Detroit's Health Department on Wednesday reported 17 more deaths over the day prior, while the number of positive cases has climbed by 201. The daily death toll represents one of the smallest increases in recent weeks and comes as Detroit Mayor Mike Duggan has urged more testing to get a better picture of the spread of the virus.

On Tuesday, the city recorded 87 new deaths over Monday. 

Mayor Mike Duggan has said the city has averaged about 36 deaths per day over the past few days. He said the city is at "a flat level" and that Gov. Gretchen Whitmer's stay-home extension was "clearly the right decision."

The city's nursing homes have been hard-hit by the virus. The mayor during a media briefing was joined by a statewide nursing home leader and an operator of multiple Detroit nursing homes involved in the from the city's plan to test all city nursing home staff and residents over a 10-day period expected to wrap up Thursday. 

"We are seeing the nursing homes do what we had hoped; setting up separate COVID-19 areas, isolating patients the way they should, and I feel like we are seeing the kind of partnership we should see," the mayor said. 

Mohammad Qazi, president of Ciena Healthcare, operates seven nursing homes in Detroit. Three weeks ago, he said, "there's no secret" there was hardly any testing getting done. Staff worries and a lack of personal protective equipment in the nursing homes has also been a challenge. 

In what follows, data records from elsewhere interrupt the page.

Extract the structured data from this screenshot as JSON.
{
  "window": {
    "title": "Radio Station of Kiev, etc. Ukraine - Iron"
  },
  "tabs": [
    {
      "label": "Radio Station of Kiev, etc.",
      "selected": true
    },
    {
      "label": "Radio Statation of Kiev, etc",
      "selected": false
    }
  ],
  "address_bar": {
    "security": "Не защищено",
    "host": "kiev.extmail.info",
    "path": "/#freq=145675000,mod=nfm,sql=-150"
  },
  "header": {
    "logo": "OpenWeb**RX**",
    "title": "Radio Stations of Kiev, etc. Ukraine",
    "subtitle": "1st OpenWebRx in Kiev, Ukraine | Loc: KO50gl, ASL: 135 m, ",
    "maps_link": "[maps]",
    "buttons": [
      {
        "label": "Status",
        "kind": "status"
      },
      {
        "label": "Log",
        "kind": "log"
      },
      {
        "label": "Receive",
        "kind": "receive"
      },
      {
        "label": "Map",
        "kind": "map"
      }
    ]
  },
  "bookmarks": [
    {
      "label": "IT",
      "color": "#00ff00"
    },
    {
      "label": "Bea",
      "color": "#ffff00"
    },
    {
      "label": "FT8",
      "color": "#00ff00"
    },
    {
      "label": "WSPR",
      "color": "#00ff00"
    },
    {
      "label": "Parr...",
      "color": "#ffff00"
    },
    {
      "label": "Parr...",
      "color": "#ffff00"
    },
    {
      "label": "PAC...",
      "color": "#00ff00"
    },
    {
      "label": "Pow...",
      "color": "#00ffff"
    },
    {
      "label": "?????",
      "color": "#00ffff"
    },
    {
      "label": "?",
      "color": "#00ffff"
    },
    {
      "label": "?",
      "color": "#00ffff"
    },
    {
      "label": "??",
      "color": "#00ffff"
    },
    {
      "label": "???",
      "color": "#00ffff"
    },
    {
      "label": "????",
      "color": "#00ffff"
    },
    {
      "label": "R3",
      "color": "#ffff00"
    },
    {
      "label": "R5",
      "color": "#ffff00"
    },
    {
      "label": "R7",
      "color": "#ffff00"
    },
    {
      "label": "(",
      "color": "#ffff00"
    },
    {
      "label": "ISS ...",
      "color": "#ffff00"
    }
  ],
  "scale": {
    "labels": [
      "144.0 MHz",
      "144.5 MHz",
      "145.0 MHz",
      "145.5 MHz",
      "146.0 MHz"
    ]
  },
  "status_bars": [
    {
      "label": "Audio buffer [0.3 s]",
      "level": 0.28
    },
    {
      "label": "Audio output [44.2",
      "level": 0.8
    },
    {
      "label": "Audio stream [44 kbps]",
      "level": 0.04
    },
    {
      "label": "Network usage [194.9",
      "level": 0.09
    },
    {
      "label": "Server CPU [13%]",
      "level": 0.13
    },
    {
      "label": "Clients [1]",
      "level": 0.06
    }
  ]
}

"We're painfully aware of the fact that it has been a huge crisis in the community," he said. "Being in the nursing home, we are dealing with the population most vulnerable. It's the elderly and they have the underlying conditions. The challenges have been pretty evident."

There is no more communal dining and "less and less interaction," Qazi said, to "keep our residents healthy and also our staff healthy."

Qazi also operates Regency at Livonia, where 15 people died in recent weeks. The reason, he said, is "difficult to pinpoint."

Detroit's Chief Public Health Officer Denise Fair said the city has administered 1,445 tests in 21 of the 26 nursing homes in the city. There have been 357 COVID-positive cases, an infection rate of 26% and 129 total deaths.

Duggan has said he wouldn't be surprised if, when the pandemic is over, 20% to 25% of the city's victims were nursing home residents and staff.

The city said that four health experts from the Centers for Disease Control and Prevention will help Detroit respond to nursing homes and skilled nursing facilities by developing testing strategy, making site visits and conducting staff training. 

The city this week also became the first in Michigan to offer drive-up testing for city staff and workers of essential city businesses without COVID-19 symptoms or prescriptions for testing. Those seeking the tests must have appointments. Businesses checks must be coordinated by companies or managers, officials said. 

Duggan said Tuesday 140 had signed up in one day and 5,000 employees from the food service industry, daycare centers, medical offices and postal workers were being scheduled for testing at a regional site at the former Michigan State Fairgrounds in Detroit. 

Detroit also was one of the first cities in the country to get rapid testing kits and machines from Illinois-based Abbott Laboratories. The mayor said 10 more of the machines arrived in the Wednesday. 

Nearly 80% of the deaths have occurred among individuals who are over the age of 60, according to city data. Three-quarters of the deaths have occurred among African Americans, while the incidence of cases among blacks in Detroit is nearly 65%. 

Women made up 55% of the people with confirmed cases of COVID-19, while men made up 55% of the COVID-19 related deaths. 

The mayor on Wednesday said residents shouldn't expect the annual June fireworks display along the Detroit River to take place as usual this year. It may be pushed back to later summer, fall or even the next year.

"I'm not going to allow crowds of that size on the original schedule," he said. 

Staff Writer Beth LeBlanc contributed